The departure comes at a time when a number of traditional Hebrew colleges, much like Gratz, are to be struggling, both financially and in terms of focusing on a workable mission, especially when Jewish-studies programs are now plentiful at secular institutions.
Rosenbaum, a specialist in ancient Near Eastern studies, has been described by many as a prodigious fundraiser who has helped Gratz make the transition into the digital age while broadening its efforts at adult education. Others, though, have complained that Gratz has focused on its online presence at the expense of on-campus courses, particularly in the realm of Jewish education.
The longtime educator and Reform rabbi said that the decision to leave was his choice and came out of discussions with the board. Bruce Holberg, chairman of Gratz's board of governors, said that he couldn't discuss the specifics of how the decision was made.

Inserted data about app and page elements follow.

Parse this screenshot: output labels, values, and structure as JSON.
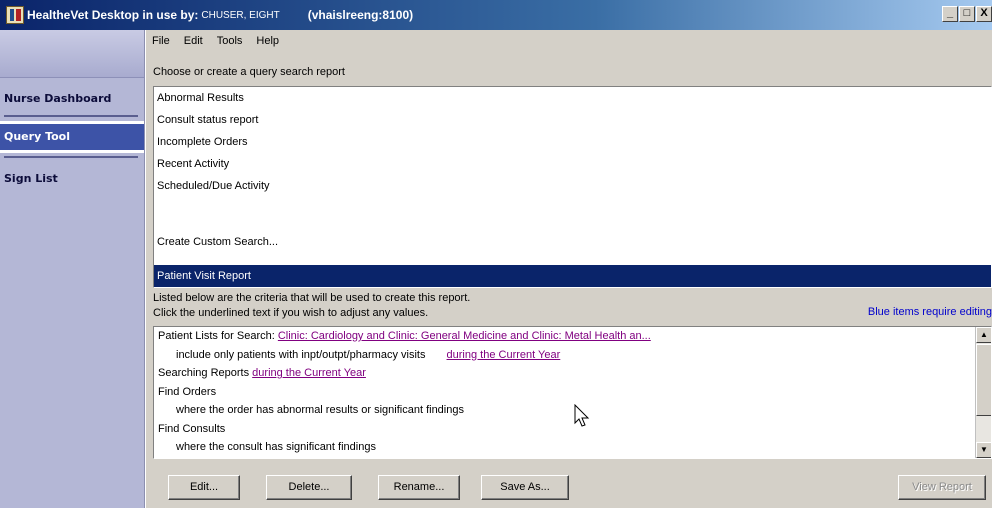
{
  "window": {
    "app_name": "HealtheVet Desktop in use by:",
    "user": "CHUSER, EIGHT",
    "server": "(vhaislreeng:8100)",
    "buttons": {
      "minimize": "_",
      "maximize": "□",
      "close": "X"
    }
  },
  "sidebar": {
    "items": [
      {
        "label": "Nurse Dashboard",
        "active": false
      },
      {
        "label": "Query Tool",
        "active": true
      },
      {
        "label": "Sign List",
        "active": false
      }
    ]
  },
  "menu": {
    "file": "File",
    "edit": "Edit",
    "tools": "Tools",
    "help": "Help"
  },
  "query_section": {
    "caption": "Choose or create a query search report",
    "reports": [
      "Abnormal Results",
      "Consult status report",
      "Incomplete Orders",
      "Recent Activity",
      "Scheduled/Due Activity",
      "",
      "Create Custom Search...",
      "",
      "Patient Visit Report"
    ],
    "selected_index": 8
  },
  "criteria_section": {
    "caption_line1": "Listed below are the criteria that will be used to create this report.",
    "caption_line2": "Click the underlined text if you wish to adjust any values.",
    "blue_note": "Blue items require editing",
    "lines": {
      "l1_text": "Patient Lists for Search: ",
      "l1_link": "Clinic: Cardiology and Clinic: General Medicine and Clinic: Metal Health an...",
      "l2_text": "include only patients with inpt/outpt/pharmacy visits",
      "l2_link": "during the Current Year",
      "l3_text": "Searching Reports ",
      "l3_link": "during the Current Year",
      "l4_text": "Find Orders",
      "l5_text": "where the order has abnormal results or significant findings",
      "l6_text": "Find Consults",
      "l7_text": "where the consult has significant findings"
    }
  },
  "buttons": {
    "edit": "Edit...",
    "delete": "Delete...",
    "rename": "Rename...",
    "save_as": "Save As...",
    "view_report": "View Report"
  },
  "colors": {
    "title_bar": "#0a246a",
    "sidebar_bg": "#b4b7d6",
    "active_nav": "#3d53a7",
    "selection": "#0a246a",
    "link": "#800080",
    "note": "#0000cc"
  }
}
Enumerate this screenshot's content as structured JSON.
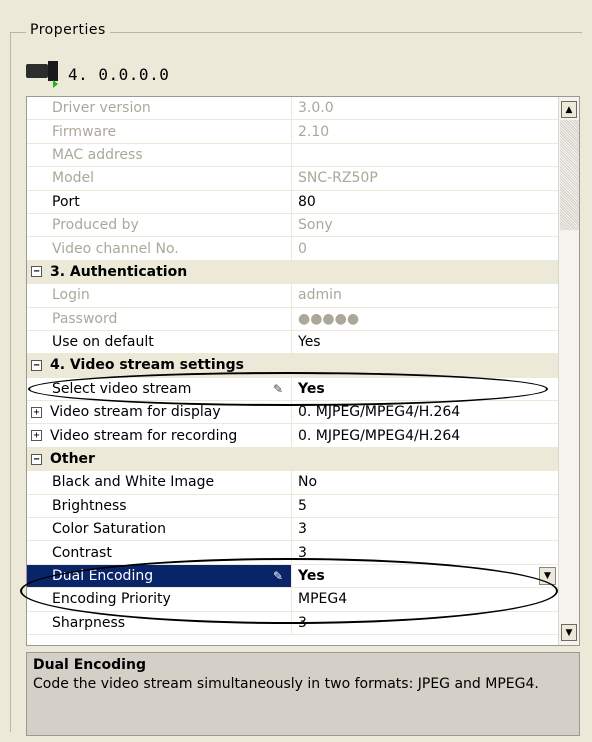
{
  "panel": {
    "title": "Properties"
  },
  "camera": {
    "label": "4. 0.0.0.0",
    "icon": "camera-icon"
  },
  "rows": [
    {
      "name": "Driver version",
      "value": "3.0.0",
      "type": "disabled"
    },
    {
      "name": "Firmware",
      "value": "2.10",
      "type": "disabled"
    },
    {
      "name": "MAC address",
      "value": "",
      "type": "disabled"
    },
    {
      "name": "Model",
      "value": "SNC-RZ50P",
      "type": "disabled"
    },
    {
      "name": "Port",
      "value": "80",
      "type": "normal"
    },
    {
      "name": "Produced by",
      "value": "Sony",
      "type": "disabled"
    },
    {
      "name": "Video channel No.",
      "value": "0",
      "type": "disabled"
    },
    {
      "name": "3. Authentication",
      "value": "",
      "type": "section"
    },
    {
      "name": "Login",
      "value": "admin",
      "type": "disabled"
    },
    {
      "name": "Password",
      "value": "●●●●●",
      "type": "disabled"
    },
    {
      "name": "Use on default",
      "value": "Yes",
      "type": "normal"
    },
    {
      "name": "4. Video stream settings",
      "value": "",
      "type": "section"
    },
    {
      "name": "Select video stream",
      "value": "Yes",
      "type": "bold-edit"
    },
    {
      "name": "Video stream for display",
      "value": "0. MJPEG/MPEG4/H.264",
      "type": "expandable"
    },
    {
      "name": "Video stream for recording",
      "value": "0. MJPEG/MPEG4/H.264",
      "type": "expandable"
    },
    {
      "name": "Other",
      "value": "",
      "type": "section"
    },
    {
      "name": "Black and White Image",
      "value": "No",
      "type": "normal"
    },
    {
      "name": "Brightness",
      "value": "5",
      "type": "normal"
    },
    {
      "name": "Color Saturation",
      "value": "3",
      "type": "normal"
    },
    {
      "name": "Contrast",
      "value": "3",
      "type": "normal"
    },
    {
      "name": "Dual Encoding",
      "value": "Yes",
      "type": "selected"
    },
    {
      "name": "Encoding Priority",
      "value": "MPEG4",
      "type": "normal"
    },
    {
      "name": "Sharpness",
      "value": "3",
      "type": "normal"
    }
  ],
  "help": {
    "title": "Dual Encoding",
    "text": "Code the video stream simultaneously in two formats: JPEG and MPEG4."
  },
  "symbols": {
    "collapse": "−",
    "expand": "+",
    "pen": "✎",
    "arrow_up": "▲",
    "arrow_down": "▼"
  },
  "colors": {
    "selection": "#0a246a",
    "panel": "#ece9d8",
    "disabled_text": "#aca899"
  }
}
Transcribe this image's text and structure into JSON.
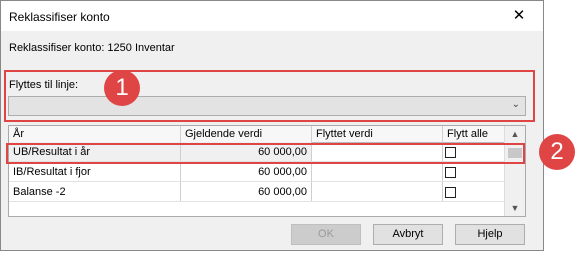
{
  "window": {
    "title": "Reklassifiser konto",
    "close_glyph": "✕"
  },
  "subtitle": "Reklassifiser konto: 1250 Inventar",
  "move_to": {
    "label": "Flyttes til linje:",
    "value": ""
  },
  "grid": {
    "columns": [
      "År",
      "Gjeldende verdi",
      "Flyttet verdi",
      "Flytt alle"
    ],
    "rows": [
      {
        "year": "UB/Resultat i år",
        "current": "60 000,00",
        "moved": "",
        "move_all": false
      },
      {
        "year": "IB/Resultat i fjor",
        "current": "60 000,00",
        "moved": "",
        "move_all": false
      },
      {
        "year": "Balanse -2",
        "current": "60 000,00",
        "moved": "",
        "move_all": false
      }
    ]
  },
  "buttons": {
    "ok": "OK",
    "cancel": "Avbryt",
    "help": "Hjelp"
  },
  "annotations": {
    "badge1": "1",
    "badge2": "2",
    "color": "#e04545"
  },
  "icons": {
    "close": "close-icon",
    "dropdown": "chevron-down-icon",
    "scroll_up": "chevron-up-icon",
    "scroll_down": "chevron-down-icon"
  }
}
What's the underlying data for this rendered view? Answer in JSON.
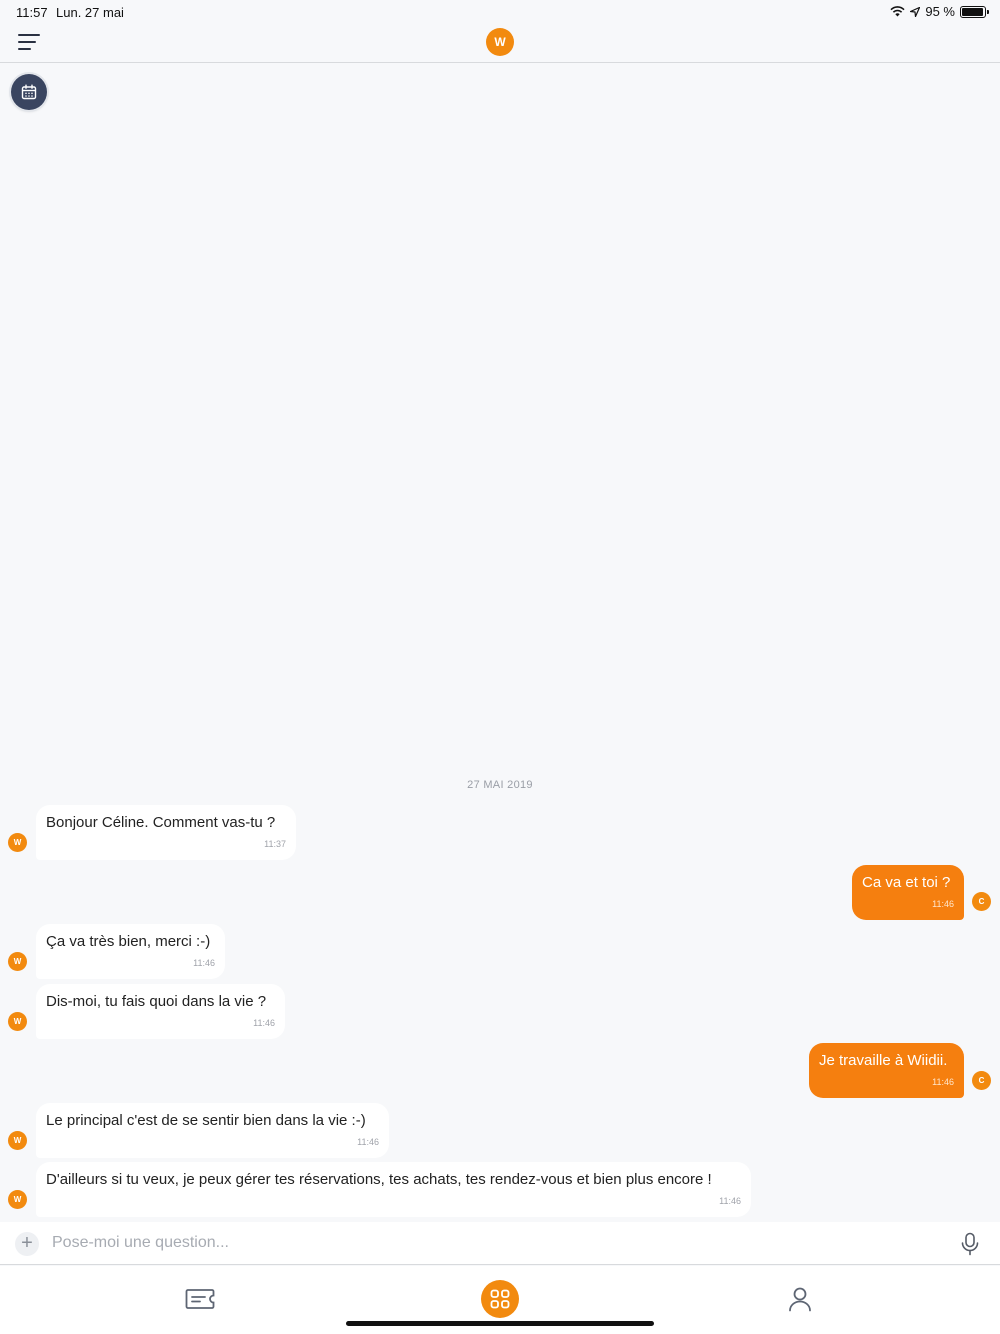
{
  "status_bar": {
    "time": "11:57",
    "date": "Lun. 27 mai",
    "battery": "95 %",
    "battery_level": 0.95
  },
  "header": {
    "logo_letter": "W",
    "menu_icon": "hamburger-menu-icon",
    "calendar_icon": "calendar-icon"
  },
  "conversation": {
    "date_separator": "27 MAI 2019",
    "messages": [
      {
        "sender": "bot",
        "avatar": "W",
        "text": "Bonjour Céline. Comment vas-tu ?",
        "time": "11:37"
      },
      {
        "sender": "user",
        "avatar": "C",
        "text": "Ca va et toi ?",
        "time": "11:46"
      },
      {
        "sender": "bot",
        "avatar": "W",
        "text": "Ça va très bien, merci :-)",
        "time": "11:46"
      },
      {
        "sender": "bot",
        "avatar": "W",
        "text": "Dis-moi, tu fais quoi dans la vie ?",
        "time": "11:46"
      },
      {
        "sender": "user",
        "avatar": "C",
        "text": "Je travaille à Wiidii.",
        "time": "11:46"
      },
      {
        "sender": "bot",
        "avatar": "W",
        "text": "Le principal c'est de se sentir bien dans la vie :-)",
        "time": "11:46"
      },
      {
        "sender": "bot",
        "avatar": "W",
        "text": "D'ailleurs si tu veux, je peux gérer tes réservations, tes achats, tes rendez-vous et bien plus encore !",
        "time": "11:46"
      }
    ]
  },
  "composer": {
    "placeholder": "Pose-moi une question...",
    "plus_label": "+"
  },
  "tabbar": {
    "tabs": [
      "ticket-icon",
      "apps-grid-icon",
      "profile-icon"
    ]
  },
  "colors": {
    "accent": "#f28a0f",
    "user_bubble": "#f57f0f",
    "background": "#f7f8fa"
  }
}
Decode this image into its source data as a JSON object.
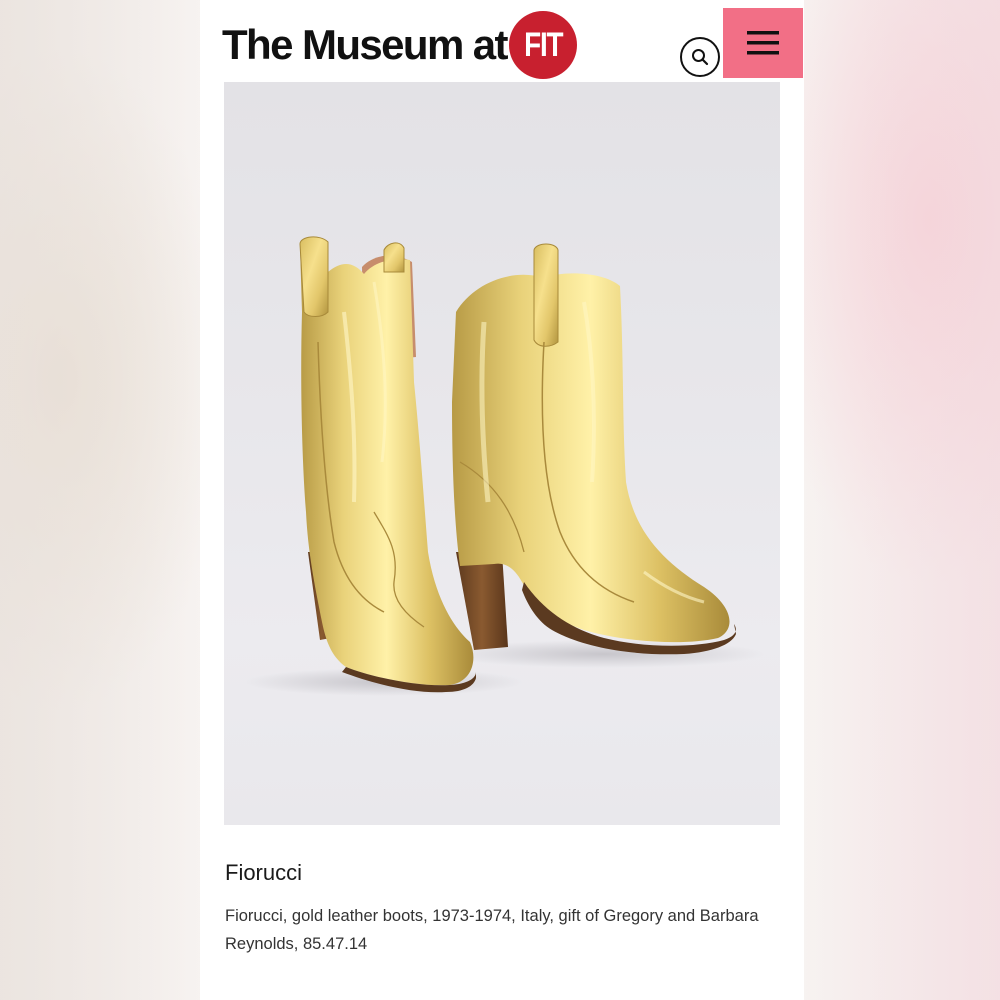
{
  "header": {
    "logo_text": "The Museum at",
    "logo_badge": "FIT",
    "brand_red": "#c8202f",
    "search_icon": "search-icon",
    "menu_icon": "hamburger-menu-icon",
    "menu_color": "#f26f86"
  },
  "artwork": {
    "subject": "gold leather boots"
  },
  "object": {
    "title": "Fiorucci",
    "caption": "Fiorucci, gold leather boots, 1973-1974, Italy, gift of Gregory and Barbara Reynolds, 85.47.14"
  }
}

"A college presidency is a constant, 24-hours-a-day kind of job. I wanted the chance to do some things that I just would not be able to do in the constant, morning-till-night work," said Rosenbaum, 62, who hopes to write a book on ancient Israel and focus on other scholarly work. He's planning to remain in the Philadelphia area. He has been named president emeritus at Gratz.
Holberg said that the board is forming a committee to conduct a search for Rosenbaum's successor.
For now, Holberg and acting COO Joy Goldstein will run the college.
"We want somebody who can continue the educational excellence of Gratz, and also be entrepreneurial and be a good fundraiser and have a great vision for the place," explained Holberg.
He credited Rosenbaum with strengthening Gratz's Jewish Community High School, starting a doctoral program in education and spearheading Gratz's transition into online education. Holberg also said that by creating a master's degree in secular education -- pursued mostly by non-Jews -- and instituting continuing legal education classes, Rosenbaum helped stabilize the school's finances.
But Gratz has not gone untouched by the economic downturn, just as other traditional Hebrew colleges have struggled to survive. For example, this year, Baltimore Hebrew College voted to merge with Towson State University.
Gratz was forced to lay off several nonfaculty employees and instituted a salary cut for those making more than $50,000 a year.
Still, though both Rosenbaum and Holberg insisted that the school is not in financial crisis, they did acknowledge it would fall short of its fundraising goals.
The school's annual budget is roughly $5.5 million. The Jewish Federation of Greater Philadelphia provides about 10 percent of that sum, and much of the rest comes from fundraising efforts.
Aside from financial matters, there are critics of the college's present academic health.
Rabbi Robert Layman -- who served on the board of governors from 2002 to 2006, and attended Gratz in the 1950s -- said that while the high school and adult-education programs are unqualified successes, the college component has languished from lack of attention.
"The actual enrollment of students of Jewish studies in the program in the college is hardly enough to justify its continued existence," said Layman.
Of 241 students pursuing bachelor's degrees, master's degrees and doctorates in Jewish studies, roughly 60 percent of those complete most of their course work online.
"To many of us, the delivery system for the education is a lot less important than the quality and content of the education," said Holberg. "The people taking it online are receiving a top-notch education."
Still, he did say that the school is planning a systematic evaluation of its future in the form of a strategic study, slated for the fall.
When that's accomplished, Holberg said, "I think that we'll have a pretty complete picture of where we need to go."